In the event that a container, pallet or similar device is used to collect goods, each part or transport unit mentioned in the bill of lading contained or appearing on such a device is considered to be a separate part or transport unit; in all other cases, the whole device will be considered as a part or a transport unit.
The carrier and its auxiliary staff taken together cannot be held responsible for an amount greater than the maximum amount for which the carrier would be solely responsible.
Neither the carrier nor his auxiliaries may avail themselves of the exemptions and limitations of liability if it is proved that they caused the loss or damage by an act or omission committed with the intention of causing loss or damage. , or by acting recklessly knowing that loss or damage could occur.
The authorized holder of a bill of lading has the right to receive the goods from the carrier who issued the bill of lading and, therefore, has the right to sue the carrier if the goods are not delivered.
Anyone who demands delivery of the goods will become the debtor of the freight and other debts attached to the goods, but the consignee will only be liable for demurrage and other debts accrued at the port of loading if these debts are recorded in the bill of lading, or if the receiver has otherwise discovered the claims.
The provisions of the York Antwerp Rules 2016 apply to general average claims.
iii Freight complaints
See section IV.ii for a general overview.
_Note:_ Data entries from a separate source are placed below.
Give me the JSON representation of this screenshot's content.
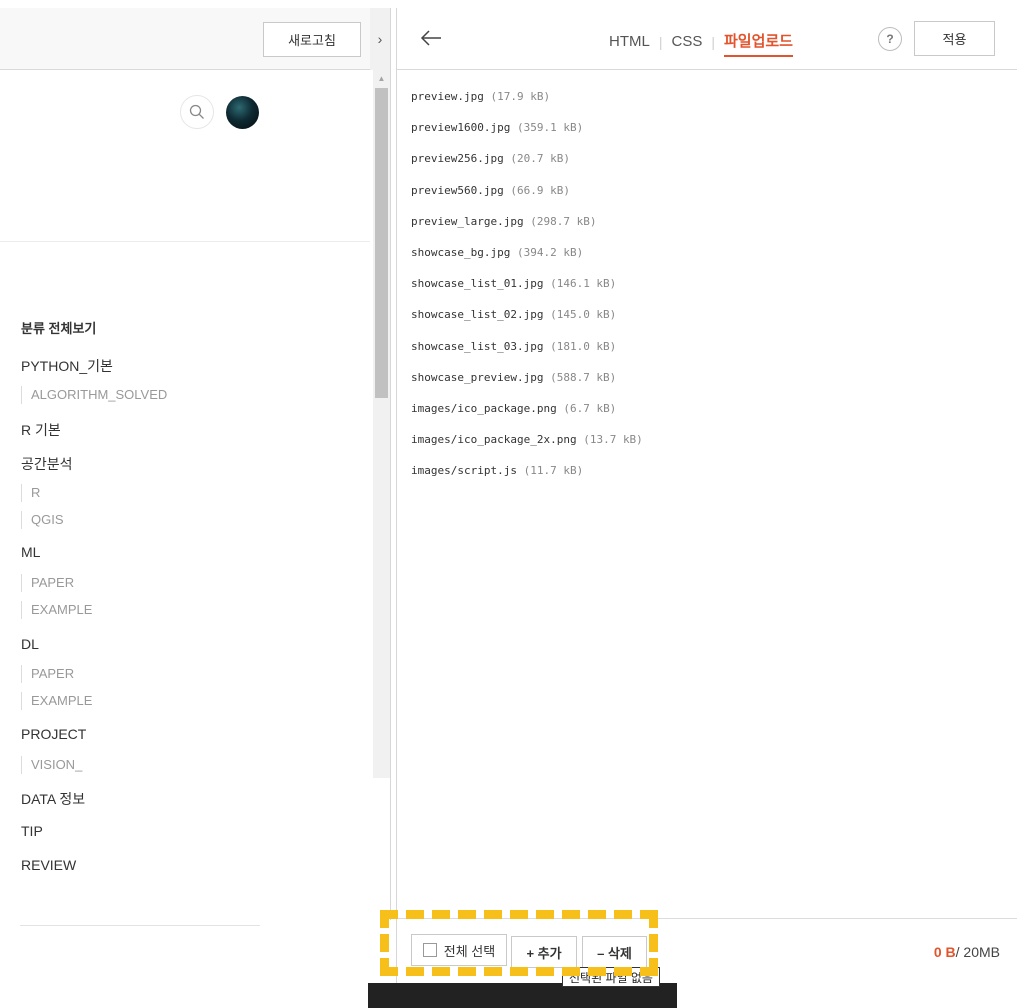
{
  "left": {
    "refresh_label": "새로고침",
    "collapse_icon": "›",
    "categories": [
      {
        "label": "분류 전체보기",
        "type": "head"
      },
      {
        "label": "PYTHON_기본",
        "type": "cat"
      },
      {
        "label": "ALGORITHM_SOLVED",
        "type": "sub"
      },
      {
        "label": "R 기본",
        "type": "cat"
      },
      {
        "label": "공간분석",
        "type": "cat"
      },
      {
        "label": "R",
        "type": "sub"
      },
      {
        "label": "QGIS",
        "type": "sub"
      },
      {
        "label": "ML",
        "type": "cat"
      },
      {
        "label": "PAPER",
        "type": "sub"
      },
      {
        "label": "EXAMPLE",
        "type": "sub"
      },
      {
        "label": "DL",
        "type": "cat"
      },
      {
        "label": "PAPER",
        "type": "sub"
      },
      {
        "label": "EXAMPLE",
        "type": "sub"
      },
      {
        "label": "PROJECT",
        "type": "cat"
      },
      {
        "label": "VISION_",
        "type": "sub"
      },
      {
        "label": "DATA 정보",
        "type": "cat"
      },
      {
        "label": "TIP",
        "type": "cat"
      },
      {
        "label": "REVIEW",
        "type": "cat"
      }
    ]
  },
  "editor": {
    "back_icon": "←",
    "tabs": [
      {
        "label": "HTML",
        "active": false
      },
      {
        "label": "CSS",
        "active": false
      },
      {
        "label": "파일업로드",
        "active": true
      }
    ],
    "help_label": "?",
    "apply_label": "적용",
    "files": [
      {
        "name": "preview.jpg",
        "size": "(17.9 kB)"
      },
      {
        "name": "preview1600.jpg",
        "size": "(359.1 kB)"
      },
      {
        "name": "preview256.jpg",
        "size": "(20.7 kB)"
      },
      {
        "name": "preview560.jpg",
        "size": "(66.9 kB)"
      },
      {
        "name": "preview_large.jpg",
        "size": "(298.7 kB)"
      },
      {
        "name": "showcase_bg.jpg",
        "size": "(394.2 kB)"
      },
      {
        "name": "showcase_list_01.jpg",
        "size": "(146.1 kB)"
      },
      {
        "name": "showcase_list_02.jpg",
        "size": "(145.0 kB)"
      },
      {
        "name": "showcase_list_03.jpg",
        "size": "(181.0 kB)"
      },
      {
        "name": "showcase_preview.jpg",
        "size": "(588.7 kB)"
      },
      {
        "name": "images/ico_package.png",
        "size": "(6.7 kB)"
      },
      {
        "name": "images/ico_package_2x.png",
        "size": "(13.7 kB)"
      },
      {
        "name": "images/script.js",
        "size": "(11.7 kB)"
      }
    ],
    "select_all_label": "전체 선택",
    "add_label": "+ 추가",
    "delete_label": "– 삭제",
    "quota_used": "0 B",
    "quota_total": "/ 20MB",
    "tooltip": "선택된 파일 없음"
  },
  "colors": {
    "accent": "#e2542c",
    "highlight": "#f6bf1a"
  }
}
It is possible to incorporate the terms of the charter party into other agreements, provided that the parties to the agreement have had an opportunity to know the terms of the charter party. If these conditions are widely available to the general public, as with standardized charter party forms, the standard will be somewhat lower, especially if the parties have commercial experience. In these conditions, it is suggested that the parties can be considered as having incorporated an arbitration clause. The applicability of a forfeiture clause probably depends on the facts. If the parties to the bill issued are experienced business parties, there is a good chance that the clause will be respected.
iv Limitation of liability
Under the Navigation Act, two limitations of liability are possible. First, Swiss federal law limits the liability of shipowners, as well as that of the shipper and the carrier, by applying Articles 1 to 13 of the 1976 Convention on the Limitation of Liability for Maritime Claims (LLMC 1976 Convention). Accordingly, liability may be limited for two types of claims: for loss of life or personal injury and for property claims. Limits under the LLMC Convention are based on the tonnage of the vessel.
The second area of liability covered by the Navigation Act concerns “oil loss or damage”. This is governed, as stipulated in Article 49, by the 1969 International Convention on Civil Liability for Oil Pollution Damage, replaced by the 1992 Protocol (the CLC Convention).
In the case of the limitation of liability under both the 1976 LLMC Convention and the CLC Convention, the fault of the shipowner, operator, charterer or carrier which justifies the exclusion of the limitation of liability must be proved by the party claiming the existence of the fault.
In case of limitation of liability for loss, partial damage or complete destruction of the goods, the liability is limited to the full value of the lost or damaged goods. River operators (most often in the case of barges on the Rhine) can limit their liability in accordance with the Strasbourg Convention of 1988 on the Limitation of Liability in Inland Navigation, which is incorporated into Swiss federal law. The only caveat is that, in the case of push boats rigidly connected to barges pushed in convoy, the liability will be calculated “according to the engine power of the push boat and the carrying capacity of the pushed barges”.